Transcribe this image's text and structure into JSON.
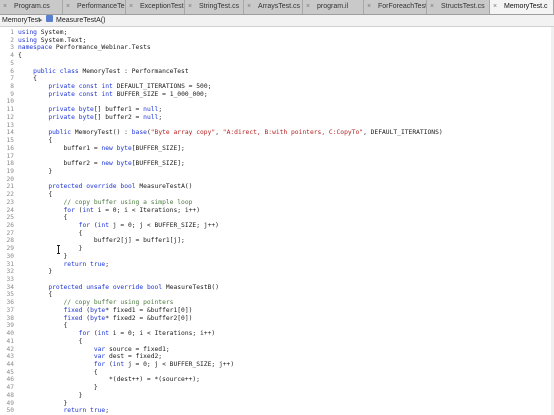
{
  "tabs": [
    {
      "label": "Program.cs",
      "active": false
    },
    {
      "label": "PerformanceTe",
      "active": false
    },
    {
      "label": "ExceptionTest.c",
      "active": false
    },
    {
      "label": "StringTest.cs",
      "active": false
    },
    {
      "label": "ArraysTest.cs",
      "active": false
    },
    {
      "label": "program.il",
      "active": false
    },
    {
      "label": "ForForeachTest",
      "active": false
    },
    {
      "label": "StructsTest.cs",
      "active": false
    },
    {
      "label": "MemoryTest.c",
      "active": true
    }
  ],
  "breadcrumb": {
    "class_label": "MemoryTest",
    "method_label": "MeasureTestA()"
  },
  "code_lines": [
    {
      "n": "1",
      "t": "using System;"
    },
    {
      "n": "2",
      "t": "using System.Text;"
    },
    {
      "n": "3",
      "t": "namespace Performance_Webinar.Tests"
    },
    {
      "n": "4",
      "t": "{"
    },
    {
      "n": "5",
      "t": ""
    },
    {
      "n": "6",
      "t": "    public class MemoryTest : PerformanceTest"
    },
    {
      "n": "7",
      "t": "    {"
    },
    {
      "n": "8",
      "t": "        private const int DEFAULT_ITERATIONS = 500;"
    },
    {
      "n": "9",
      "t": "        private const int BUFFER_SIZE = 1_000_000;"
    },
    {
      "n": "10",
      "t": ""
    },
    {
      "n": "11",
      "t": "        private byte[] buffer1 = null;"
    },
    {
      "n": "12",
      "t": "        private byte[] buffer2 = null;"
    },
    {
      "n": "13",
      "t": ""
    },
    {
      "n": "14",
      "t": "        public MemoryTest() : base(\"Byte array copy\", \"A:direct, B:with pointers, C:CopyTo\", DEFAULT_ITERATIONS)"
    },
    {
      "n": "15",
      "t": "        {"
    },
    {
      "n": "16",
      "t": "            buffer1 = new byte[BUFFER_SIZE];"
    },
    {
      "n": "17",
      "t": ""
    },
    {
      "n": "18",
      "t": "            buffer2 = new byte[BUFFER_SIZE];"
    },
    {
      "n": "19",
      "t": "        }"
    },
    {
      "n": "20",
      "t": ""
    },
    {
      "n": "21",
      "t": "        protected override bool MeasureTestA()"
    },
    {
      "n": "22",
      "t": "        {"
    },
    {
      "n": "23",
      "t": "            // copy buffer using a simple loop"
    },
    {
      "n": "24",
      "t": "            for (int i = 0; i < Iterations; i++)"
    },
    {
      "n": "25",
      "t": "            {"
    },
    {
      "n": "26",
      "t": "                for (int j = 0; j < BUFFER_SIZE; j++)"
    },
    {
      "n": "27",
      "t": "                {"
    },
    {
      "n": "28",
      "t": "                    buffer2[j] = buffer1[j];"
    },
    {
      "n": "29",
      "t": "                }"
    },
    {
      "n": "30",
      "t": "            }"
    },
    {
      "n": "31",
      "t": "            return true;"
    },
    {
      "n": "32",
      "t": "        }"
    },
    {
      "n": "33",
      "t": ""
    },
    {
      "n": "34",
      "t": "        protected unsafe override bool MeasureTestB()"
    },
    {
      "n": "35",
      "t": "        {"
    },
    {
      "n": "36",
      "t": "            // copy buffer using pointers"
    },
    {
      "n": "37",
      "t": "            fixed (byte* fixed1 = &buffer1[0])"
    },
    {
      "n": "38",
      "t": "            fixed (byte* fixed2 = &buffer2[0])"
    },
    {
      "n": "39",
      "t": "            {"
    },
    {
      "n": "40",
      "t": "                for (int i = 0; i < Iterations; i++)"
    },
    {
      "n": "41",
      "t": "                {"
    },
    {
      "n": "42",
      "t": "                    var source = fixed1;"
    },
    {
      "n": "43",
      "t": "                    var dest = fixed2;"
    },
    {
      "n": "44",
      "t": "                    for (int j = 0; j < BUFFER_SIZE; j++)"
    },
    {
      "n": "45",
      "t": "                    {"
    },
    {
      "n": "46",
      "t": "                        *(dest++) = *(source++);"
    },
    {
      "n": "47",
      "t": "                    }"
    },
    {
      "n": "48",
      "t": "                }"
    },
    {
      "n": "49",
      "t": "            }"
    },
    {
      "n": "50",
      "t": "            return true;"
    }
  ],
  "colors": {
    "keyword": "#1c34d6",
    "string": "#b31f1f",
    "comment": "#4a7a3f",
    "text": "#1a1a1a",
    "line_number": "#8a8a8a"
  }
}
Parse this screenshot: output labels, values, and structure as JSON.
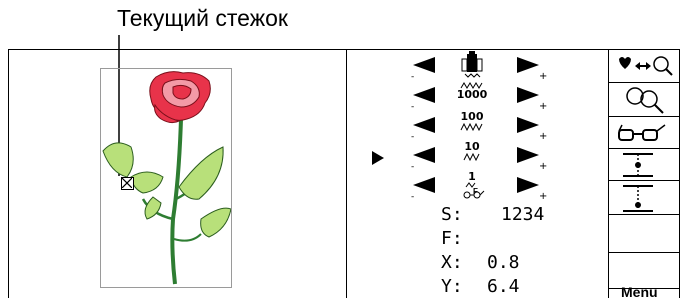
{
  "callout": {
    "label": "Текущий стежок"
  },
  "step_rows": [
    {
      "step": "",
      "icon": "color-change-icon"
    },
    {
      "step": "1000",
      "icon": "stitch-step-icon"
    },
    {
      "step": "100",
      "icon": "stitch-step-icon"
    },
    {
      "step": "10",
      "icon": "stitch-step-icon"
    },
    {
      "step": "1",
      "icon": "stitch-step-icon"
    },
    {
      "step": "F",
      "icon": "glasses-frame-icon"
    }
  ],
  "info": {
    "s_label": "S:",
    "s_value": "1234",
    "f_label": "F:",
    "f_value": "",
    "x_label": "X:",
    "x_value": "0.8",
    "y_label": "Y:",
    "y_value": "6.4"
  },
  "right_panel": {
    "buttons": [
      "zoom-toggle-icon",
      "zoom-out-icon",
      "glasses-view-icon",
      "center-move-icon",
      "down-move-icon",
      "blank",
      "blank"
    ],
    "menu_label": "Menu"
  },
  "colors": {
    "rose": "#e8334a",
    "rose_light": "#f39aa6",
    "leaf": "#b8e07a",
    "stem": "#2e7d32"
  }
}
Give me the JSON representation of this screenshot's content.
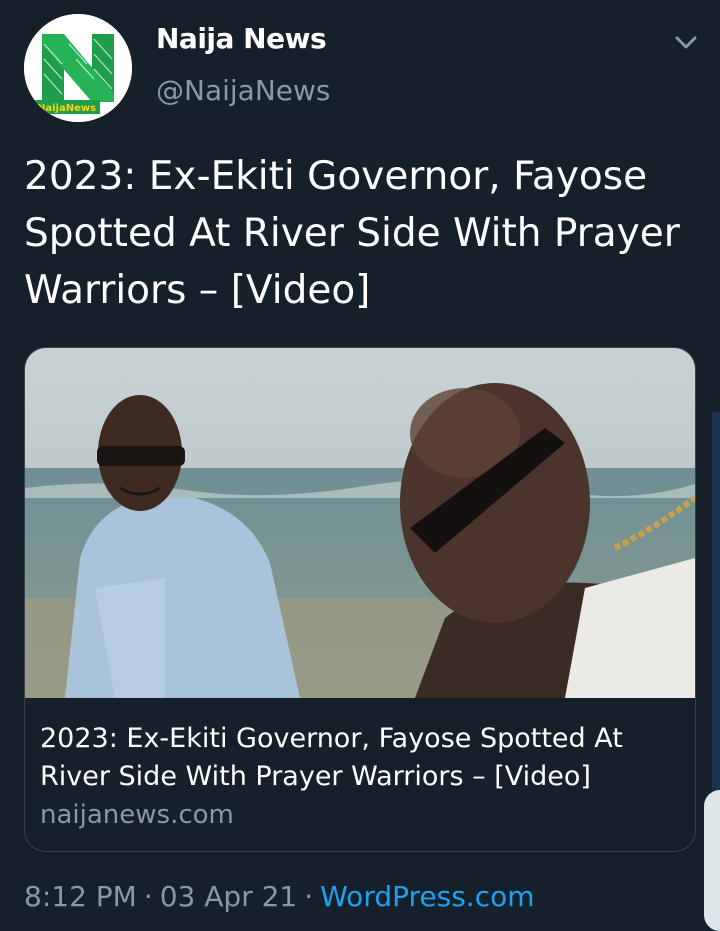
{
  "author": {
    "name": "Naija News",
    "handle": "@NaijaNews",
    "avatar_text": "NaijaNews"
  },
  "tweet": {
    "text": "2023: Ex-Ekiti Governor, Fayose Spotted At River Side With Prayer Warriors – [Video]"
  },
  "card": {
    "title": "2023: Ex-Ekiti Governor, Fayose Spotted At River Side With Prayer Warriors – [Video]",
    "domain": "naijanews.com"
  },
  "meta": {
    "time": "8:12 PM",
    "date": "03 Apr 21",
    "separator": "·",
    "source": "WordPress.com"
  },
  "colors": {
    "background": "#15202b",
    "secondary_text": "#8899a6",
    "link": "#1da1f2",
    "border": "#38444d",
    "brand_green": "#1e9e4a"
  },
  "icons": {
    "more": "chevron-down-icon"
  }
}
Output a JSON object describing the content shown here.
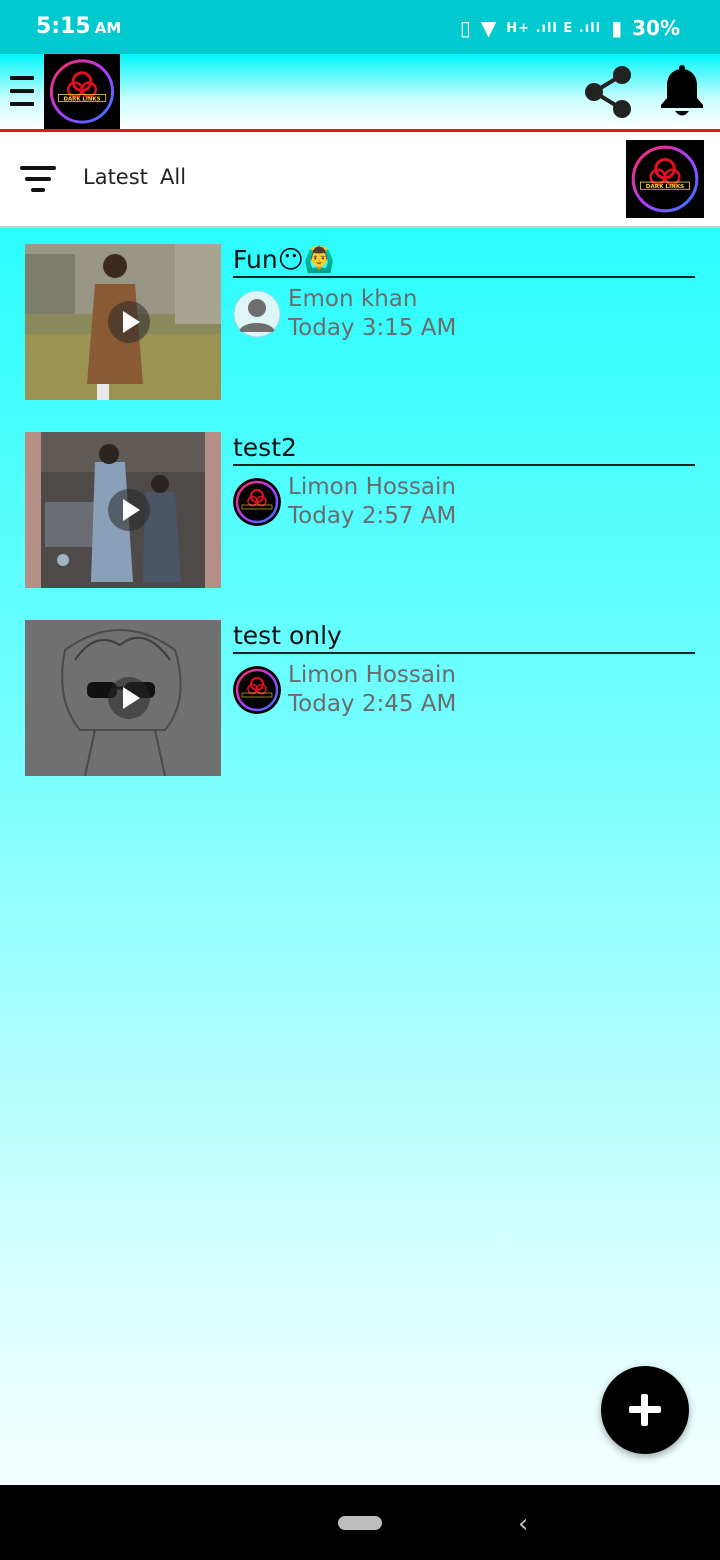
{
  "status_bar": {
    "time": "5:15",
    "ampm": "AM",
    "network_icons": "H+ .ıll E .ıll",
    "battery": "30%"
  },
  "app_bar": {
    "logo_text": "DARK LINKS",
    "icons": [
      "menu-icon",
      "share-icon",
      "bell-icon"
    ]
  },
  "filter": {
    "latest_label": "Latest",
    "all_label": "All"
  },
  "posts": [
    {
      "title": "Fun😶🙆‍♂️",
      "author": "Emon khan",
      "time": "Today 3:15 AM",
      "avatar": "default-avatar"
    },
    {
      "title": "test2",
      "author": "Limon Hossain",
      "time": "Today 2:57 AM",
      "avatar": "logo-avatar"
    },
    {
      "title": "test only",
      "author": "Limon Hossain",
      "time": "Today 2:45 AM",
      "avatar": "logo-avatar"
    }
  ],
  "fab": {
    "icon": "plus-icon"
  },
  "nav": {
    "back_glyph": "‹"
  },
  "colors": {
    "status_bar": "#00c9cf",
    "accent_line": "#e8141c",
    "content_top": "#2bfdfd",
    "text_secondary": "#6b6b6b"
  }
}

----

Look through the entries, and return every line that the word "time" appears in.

    "time": "8:12 PM",
    "time": "5:15",
      "time": "Today 3:15 AM",
      "time": "Today 2:57 AM",
      "time": "Today 2:45 AM",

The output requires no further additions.